#### ASSIGNED TASK:
Word for word, give the entries back.

★ ★ ★ ★ ★

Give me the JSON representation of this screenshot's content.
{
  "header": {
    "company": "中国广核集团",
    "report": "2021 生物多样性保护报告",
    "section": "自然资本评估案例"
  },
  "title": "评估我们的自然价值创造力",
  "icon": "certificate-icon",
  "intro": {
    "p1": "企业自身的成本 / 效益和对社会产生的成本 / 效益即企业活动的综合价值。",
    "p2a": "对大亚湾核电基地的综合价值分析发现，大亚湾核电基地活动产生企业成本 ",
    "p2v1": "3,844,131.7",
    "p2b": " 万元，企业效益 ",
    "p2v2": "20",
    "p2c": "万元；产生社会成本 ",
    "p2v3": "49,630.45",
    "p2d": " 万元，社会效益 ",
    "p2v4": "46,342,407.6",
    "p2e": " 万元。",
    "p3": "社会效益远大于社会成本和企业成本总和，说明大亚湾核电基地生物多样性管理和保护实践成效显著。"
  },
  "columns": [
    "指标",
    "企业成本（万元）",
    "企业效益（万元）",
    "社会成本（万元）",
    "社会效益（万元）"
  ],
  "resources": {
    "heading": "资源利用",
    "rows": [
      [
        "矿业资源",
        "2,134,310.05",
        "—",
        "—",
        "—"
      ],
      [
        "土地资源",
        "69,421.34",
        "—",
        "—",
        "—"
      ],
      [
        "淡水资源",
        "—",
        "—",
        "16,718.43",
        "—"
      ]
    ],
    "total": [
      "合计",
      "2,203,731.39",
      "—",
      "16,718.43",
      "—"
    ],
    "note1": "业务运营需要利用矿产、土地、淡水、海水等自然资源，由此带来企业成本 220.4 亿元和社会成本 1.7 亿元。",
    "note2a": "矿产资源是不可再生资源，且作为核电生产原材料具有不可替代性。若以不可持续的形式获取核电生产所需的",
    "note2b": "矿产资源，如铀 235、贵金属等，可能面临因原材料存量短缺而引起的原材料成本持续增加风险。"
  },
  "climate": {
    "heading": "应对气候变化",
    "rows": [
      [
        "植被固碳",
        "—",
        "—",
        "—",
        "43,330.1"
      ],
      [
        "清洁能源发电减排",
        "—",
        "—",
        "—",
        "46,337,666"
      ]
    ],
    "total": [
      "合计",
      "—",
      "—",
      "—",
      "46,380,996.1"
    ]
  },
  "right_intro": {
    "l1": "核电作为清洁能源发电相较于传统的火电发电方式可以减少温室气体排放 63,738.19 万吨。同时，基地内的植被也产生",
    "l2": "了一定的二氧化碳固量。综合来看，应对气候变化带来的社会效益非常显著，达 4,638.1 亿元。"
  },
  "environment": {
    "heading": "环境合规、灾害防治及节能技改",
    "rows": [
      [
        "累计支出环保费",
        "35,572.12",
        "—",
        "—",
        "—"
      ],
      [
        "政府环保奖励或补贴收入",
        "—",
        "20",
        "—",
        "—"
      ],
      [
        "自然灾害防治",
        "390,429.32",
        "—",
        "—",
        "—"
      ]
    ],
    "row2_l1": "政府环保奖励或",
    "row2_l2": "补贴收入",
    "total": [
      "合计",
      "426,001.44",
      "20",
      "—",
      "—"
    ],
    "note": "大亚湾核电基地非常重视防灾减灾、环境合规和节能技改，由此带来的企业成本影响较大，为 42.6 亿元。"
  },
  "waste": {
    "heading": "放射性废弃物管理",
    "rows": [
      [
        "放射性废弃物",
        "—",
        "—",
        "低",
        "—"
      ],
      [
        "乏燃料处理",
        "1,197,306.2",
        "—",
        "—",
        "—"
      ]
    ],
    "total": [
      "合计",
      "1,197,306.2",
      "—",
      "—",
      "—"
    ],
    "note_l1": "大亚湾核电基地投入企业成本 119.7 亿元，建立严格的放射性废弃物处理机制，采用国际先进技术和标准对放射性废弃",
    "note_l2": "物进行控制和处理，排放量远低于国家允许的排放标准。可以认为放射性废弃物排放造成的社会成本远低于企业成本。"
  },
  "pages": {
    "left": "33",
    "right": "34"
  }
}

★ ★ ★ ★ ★

#### RESULT FOR THIS TASK:
Give me the JSON representation of this screenshot's content.
{
  "header": {
    "company": "中国广核集团",
    "report": "2021 生物多样性保护报告",
    "section": "自然资本评估案例"
  },
  "title": "评估我们的自然价值创造力",
  "icon": "certificate-icon",
  "intro": {
    "p1": "企业自身的成本 / 效益和对社会产生的成本 / 效益即企业活动的综合价值。",
    "p2a": "对大亚湾核电基地的综合价值分析发现，大亚湾核电基地活动产生企业成本 ",
    "p2v1": "3,844,131.7",
    "p2b": " 万元，企业效益 ",
    "p2v2": "20",
    "p2c": "万元；产生社会成本 ",
    "p2v3": "49,630.45",
    "p2d": " 万元，社会效益 ",
    "p2v4": "46,342,407.6",
    "p2e": " 万元。",
    "p3": "社会效益远大于社会成本和企业成本总和，说明大亚湾核电基地生物多样性管理和保护实践成效显著。"
  },
  "columns": [
    "指标",
    "企业成本（万元）",
    "企业效益（万元）",
    "社会成本（万元）",
    "社会效益（万元）"
  ],
  "resources": {
    "heading": "资源利用",
    "rows": [
      [
        "矿业资源",
        "2,134,310.05",
        "—",
        "—",
        "—"
      ],
      [
        "土地资源",
        "69,421.34",
        "—",
        "—",
        "—"
      ],
      [
        "淡水资源",
        "—",
        "—",
        "16,718.43",
        "—"
      ]
    ],
    "total": [
      "合计",
      "2,203,731.39",
      "—",
      "16,718.43",
      "—"
    ],
    "note1": "业务运营需要利用矿产、土地、淡水、海水等自然资源，由此带来企业成本 220.4 亿元和社会成本 1.7 亿元。",
    "note2a": "矿产资源是不可再生资源，且作为核电生产原材料具有不可替代性。若以不可持续的形式获取核电生产所需的",
    "note2b": "矿产资源，如铀 235、贵金属等，可能面临因原材料存量短缺而引起的原材料成本持续增加风险。"
  },
  "climate": {
    "heading": "应对气候变化",
    "rows": [
      [
        "植被固碳",
        "—",
        "—",
        "—",
        "43,330.1"
      ],
      [
        "清洁能源发电减排",
        "—",
        "—",
        "—",
        "46,337,666"
      ]
    ],
    "total": [
      "合计",
      "—",
      "—",
      "—",
      "46,380,996.1"
    ]
  },
  "right_intro": {
    "l1": "核电作为清洁能源发电相较于传统的火电发电方式可以减少温室气体排放 63,738.19 万吨。同时，基地内的植被也产生",
    "l2": "了一定的二氧化碳固量。综合来看，应对气候变化带来的社会效益非常显著，达 4,638.1 亿元。"
  },
  "environment": {
    "heading": "环境合规、灾害防治及节能技改",
    "rows": [
      [
        "累计支出环保费",
        "35,572.12",
        "—",
        "—",
        "—"
      ],
      [
        "政府环保奖励或补贴收入",
        "—",
        "20",
        "—",
        "—"
      ],
      [
        "自然灾害防治",
        "390,429.32",
        "—",
        "—",
        "—"
      ]
    ],
    "row2_l1": "政府环保奖励或",
    "row2_l2": "补贴收入",
    "total": [
      "合计",
      "426,001.44",
      "20",
      "—",
      "—"
    ],
    "note": "大亚湾核电基地非常重视防灾减灾、环境合规和节能技改，由此带来的企业成本影响较大，为 42.6 亿元。"
  },
  "waste": {
    "heading": "放射性废弃物管理",
    "rows": [
      [
        "放射性废弃物",
        "—",
        "—",
        "低",
        "—"
      ],
      [
        "乏燃料处理",
        "1,197,306.2",
        "—",
        "—",
        "—"
      ]
    ],
    "total": [
      "合计",
      "1,197,306.2",
      "—",
      "—",
      "—"
    ],
    "note_l1": "大亚湾核电基地投入企业成本 119.7 亿元，建立严格的放射性废弃物处理机制，采用国际先进技术和标准对放射性废弃",
    "note_l2": "物进行控制和处理，排放量远低于国家允许的排放标准。可以认为放射性废弃物排放造成的社会成本远低于企业成本。"
  },
  "pages": {
    "left": "33",
    "right": "34"
  }
}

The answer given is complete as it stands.